Segment Open

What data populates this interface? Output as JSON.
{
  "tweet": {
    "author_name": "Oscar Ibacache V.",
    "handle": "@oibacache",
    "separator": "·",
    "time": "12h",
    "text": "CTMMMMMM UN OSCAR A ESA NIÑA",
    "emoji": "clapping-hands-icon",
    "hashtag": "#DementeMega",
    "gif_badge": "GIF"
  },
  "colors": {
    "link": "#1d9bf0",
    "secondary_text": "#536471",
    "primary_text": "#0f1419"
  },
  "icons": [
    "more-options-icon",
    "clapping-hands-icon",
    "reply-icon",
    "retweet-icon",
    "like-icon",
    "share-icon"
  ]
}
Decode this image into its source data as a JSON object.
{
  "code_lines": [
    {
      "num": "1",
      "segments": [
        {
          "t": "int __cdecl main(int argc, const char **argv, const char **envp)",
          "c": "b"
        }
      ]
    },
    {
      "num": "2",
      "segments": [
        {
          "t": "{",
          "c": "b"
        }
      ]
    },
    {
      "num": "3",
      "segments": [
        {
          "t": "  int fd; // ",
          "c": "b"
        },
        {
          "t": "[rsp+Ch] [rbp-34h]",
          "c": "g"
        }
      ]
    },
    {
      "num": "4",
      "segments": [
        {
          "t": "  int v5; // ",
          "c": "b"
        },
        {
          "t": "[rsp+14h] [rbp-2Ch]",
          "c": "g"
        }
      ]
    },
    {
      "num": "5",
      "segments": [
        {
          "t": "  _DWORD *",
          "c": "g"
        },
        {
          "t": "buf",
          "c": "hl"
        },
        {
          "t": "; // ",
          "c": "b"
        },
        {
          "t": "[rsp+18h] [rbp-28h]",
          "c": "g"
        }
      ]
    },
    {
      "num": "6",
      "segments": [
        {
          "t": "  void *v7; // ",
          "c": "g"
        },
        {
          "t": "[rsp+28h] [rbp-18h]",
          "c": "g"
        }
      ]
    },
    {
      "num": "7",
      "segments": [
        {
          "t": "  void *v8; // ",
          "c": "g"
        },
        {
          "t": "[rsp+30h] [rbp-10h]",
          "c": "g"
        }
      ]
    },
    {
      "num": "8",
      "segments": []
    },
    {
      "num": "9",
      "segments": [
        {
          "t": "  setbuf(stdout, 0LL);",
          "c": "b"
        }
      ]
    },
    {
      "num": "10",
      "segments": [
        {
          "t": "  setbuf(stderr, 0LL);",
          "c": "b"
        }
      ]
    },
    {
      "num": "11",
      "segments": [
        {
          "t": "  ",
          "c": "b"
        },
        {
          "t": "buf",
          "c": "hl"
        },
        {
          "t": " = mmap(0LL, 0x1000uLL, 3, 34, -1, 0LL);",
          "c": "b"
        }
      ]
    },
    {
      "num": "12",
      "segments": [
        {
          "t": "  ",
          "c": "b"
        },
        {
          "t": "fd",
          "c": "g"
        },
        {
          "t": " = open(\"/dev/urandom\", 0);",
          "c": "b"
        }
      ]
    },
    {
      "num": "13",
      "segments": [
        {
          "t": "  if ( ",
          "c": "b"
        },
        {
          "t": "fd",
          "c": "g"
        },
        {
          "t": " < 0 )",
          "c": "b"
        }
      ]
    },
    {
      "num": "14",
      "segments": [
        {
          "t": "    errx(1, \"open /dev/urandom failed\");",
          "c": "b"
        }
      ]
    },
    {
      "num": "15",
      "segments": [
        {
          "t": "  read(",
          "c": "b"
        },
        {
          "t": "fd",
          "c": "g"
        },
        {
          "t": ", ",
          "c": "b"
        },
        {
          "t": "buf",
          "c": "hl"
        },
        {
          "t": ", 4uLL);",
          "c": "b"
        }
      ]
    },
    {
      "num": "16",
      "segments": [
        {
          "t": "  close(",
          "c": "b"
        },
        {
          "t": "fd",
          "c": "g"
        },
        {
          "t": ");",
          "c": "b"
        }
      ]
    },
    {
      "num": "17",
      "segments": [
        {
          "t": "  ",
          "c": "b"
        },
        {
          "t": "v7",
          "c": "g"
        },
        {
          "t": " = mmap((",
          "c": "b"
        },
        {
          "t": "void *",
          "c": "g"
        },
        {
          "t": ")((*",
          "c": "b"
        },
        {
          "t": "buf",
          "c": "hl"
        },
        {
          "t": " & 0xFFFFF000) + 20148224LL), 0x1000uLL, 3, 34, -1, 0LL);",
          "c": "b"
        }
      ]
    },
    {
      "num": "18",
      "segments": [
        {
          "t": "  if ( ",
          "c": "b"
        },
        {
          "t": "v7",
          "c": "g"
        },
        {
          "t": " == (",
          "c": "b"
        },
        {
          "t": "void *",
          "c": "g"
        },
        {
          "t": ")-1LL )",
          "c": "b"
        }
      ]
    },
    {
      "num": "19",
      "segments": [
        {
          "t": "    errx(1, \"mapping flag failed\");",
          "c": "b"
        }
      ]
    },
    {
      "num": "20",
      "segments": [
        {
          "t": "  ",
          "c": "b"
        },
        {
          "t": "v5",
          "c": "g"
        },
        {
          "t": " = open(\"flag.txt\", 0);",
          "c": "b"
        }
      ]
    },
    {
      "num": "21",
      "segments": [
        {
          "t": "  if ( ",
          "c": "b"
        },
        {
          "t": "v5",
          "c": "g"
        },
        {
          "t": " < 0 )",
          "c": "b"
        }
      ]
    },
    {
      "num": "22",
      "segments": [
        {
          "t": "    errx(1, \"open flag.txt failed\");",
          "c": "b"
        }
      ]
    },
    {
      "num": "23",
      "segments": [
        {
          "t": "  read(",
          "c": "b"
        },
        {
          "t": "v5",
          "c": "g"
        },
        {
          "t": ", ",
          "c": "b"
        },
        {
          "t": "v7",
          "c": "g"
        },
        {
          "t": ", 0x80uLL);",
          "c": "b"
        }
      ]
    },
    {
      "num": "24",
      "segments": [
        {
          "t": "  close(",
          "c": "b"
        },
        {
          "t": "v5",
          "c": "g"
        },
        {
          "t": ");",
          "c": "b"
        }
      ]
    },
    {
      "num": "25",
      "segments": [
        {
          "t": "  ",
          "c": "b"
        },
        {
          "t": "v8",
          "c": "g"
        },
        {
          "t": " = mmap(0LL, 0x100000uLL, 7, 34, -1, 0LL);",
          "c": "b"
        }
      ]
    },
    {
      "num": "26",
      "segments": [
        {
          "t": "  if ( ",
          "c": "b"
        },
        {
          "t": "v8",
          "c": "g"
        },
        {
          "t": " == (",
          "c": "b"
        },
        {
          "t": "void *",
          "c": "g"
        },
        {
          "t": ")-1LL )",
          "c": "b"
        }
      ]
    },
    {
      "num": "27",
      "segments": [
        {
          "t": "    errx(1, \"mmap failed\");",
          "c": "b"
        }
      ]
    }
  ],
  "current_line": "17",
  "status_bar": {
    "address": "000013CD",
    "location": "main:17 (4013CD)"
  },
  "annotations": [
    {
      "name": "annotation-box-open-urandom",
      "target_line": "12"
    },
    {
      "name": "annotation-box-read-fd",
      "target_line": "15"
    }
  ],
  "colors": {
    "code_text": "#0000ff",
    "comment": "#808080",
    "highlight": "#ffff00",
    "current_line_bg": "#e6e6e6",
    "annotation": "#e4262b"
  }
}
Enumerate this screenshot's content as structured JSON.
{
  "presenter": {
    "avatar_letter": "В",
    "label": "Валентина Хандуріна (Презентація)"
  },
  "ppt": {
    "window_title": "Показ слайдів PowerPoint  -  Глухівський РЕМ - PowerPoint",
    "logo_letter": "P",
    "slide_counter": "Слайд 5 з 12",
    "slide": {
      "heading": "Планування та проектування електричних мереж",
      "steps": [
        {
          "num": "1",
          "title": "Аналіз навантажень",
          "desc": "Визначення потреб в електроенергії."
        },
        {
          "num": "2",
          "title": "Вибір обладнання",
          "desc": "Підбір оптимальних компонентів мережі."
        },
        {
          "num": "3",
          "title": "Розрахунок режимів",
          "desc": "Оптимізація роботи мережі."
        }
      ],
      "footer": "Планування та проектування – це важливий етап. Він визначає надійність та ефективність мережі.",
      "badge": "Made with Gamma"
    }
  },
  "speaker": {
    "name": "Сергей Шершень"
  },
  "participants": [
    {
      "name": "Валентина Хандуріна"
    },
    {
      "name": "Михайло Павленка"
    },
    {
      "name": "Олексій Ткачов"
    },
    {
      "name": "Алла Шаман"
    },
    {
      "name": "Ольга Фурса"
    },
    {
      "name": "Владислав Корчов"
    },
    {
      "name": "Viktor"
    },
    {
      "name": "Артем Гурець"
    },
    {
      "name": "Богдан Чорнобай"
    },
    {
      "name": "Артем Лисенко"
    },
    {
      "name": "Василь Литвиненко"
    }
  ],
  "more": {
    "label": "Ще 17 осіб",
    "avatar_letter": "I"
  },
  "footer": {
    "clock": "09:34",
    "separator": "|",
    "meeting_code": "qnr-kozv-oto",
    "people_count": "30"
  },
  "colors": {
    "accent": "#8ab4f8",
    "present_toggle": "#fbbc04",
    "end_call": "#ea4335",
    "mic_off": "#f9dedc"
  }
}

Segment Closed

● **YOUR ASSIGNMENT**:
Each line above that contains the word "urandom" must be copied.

● **RESULT OF THE TASK**:
          "t": " = open(\"/dev/urandom\", 0);",
          "t": "    errx(1, \"open /dev/urandom failed\");",
      "name": "annotation-box-open-urandom",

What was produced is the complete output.